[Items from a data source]
---

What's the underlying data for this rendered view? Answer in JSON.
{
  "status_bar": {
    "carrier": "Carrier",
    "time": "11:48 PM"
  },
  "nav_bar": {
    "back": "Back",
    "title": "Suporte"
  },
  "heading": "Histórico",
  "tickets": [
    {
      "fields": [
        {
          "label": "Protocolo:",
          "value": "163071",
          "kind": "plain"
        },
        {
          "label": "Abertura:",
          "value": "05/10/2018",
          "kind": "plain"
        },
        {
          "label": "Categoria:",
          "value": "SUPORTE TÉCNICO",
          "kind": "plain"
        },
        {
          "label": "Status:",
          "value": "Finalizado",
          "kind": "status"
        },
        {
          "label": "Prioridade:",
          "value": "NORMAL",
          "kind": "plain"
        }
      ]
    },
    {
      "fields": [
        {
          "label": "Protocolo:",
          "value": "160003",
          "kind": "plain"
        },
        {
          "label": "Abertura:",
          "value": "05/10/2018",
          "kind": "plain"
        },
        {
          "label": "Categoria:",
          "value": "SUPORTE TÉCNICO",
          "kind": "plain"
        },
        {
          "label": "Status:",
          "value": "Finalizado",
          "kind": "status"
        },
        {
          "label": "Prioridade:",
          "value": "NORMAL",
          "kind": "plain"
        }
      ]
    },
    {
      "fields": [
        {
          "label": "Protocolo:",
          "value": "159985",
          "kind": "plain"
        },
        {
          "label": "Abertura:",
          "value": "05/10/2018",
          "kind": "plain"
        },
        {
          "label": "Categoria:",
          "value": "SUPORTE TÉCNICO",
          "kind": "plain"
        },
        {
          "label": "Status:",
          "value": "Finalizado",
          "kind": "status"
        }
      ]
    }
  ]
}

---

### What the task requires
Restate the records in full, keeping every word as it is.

### Output below
What's the underlying data for this rendered view? Answer in JSON.
{
  "status_bar": {
    "carrier": "Carrier",
    "time": "11:48 PM"
  },
  "nav_bar": {
    "back": "Back",
    "title": "Suporte"
  },
  "heading": "Histórico",
  "tickets": [
    {
      "fields": [
        {
          "label": "Protocolo:",
          "value": "163071",
          "kind": "plain"
        },
        {
          "label": "Abertura:",
          "value": "05/10/2018",
          "kind": "plain"
        },
        {
          "label": "Categoria:",
          "value": "SUPORTE TÉCNICO",
          "kind": "plain"
        },
        {
          "label": "Status:",
          "value": "Finalizado",
          "kind": "status"
        },
        {
          "label": "Prioridade:",
          "value": "NORMAL",
          "kind": "plain"
        }
      ]
    },
    {
      "fields": [
        {
          "label": "Protocolo:",
          "value": "160003",
          "kind": "plain"
        },
        {
          "label": "Abertura:",
          "value": "05/10/2018",
          "kind": "plain"
        },
        {
          "label": "Categoria:",
          "value": "SUPORTE TÉCNICO",
          "kind": "plain"
        },
        {
          "label": "Status:",
          "value": "Finalizado",
          "kind": "status"
        },
        {
          "label": "Prioridade:",
          "value": "NORMAL",
          "kind": "plain"
        }
      ]
    },
    {
      "fields": [
        {
          "label": "Protocolo:",
          "value": "159985",
          "kind": "plain"
        },
        {
          "label": "Abertura:",
          "value": "05/10/2018",
          "kind": "plain"
        },
        {
          "label": "Categoria:",
          "value": "SUPORTE TÉCNICO",
          "kind": "plain"
        },
        {
          "label": "Status:",
          "value": "Finalizado",
          "kind": "status"
        }
      ]
    }
  ]
}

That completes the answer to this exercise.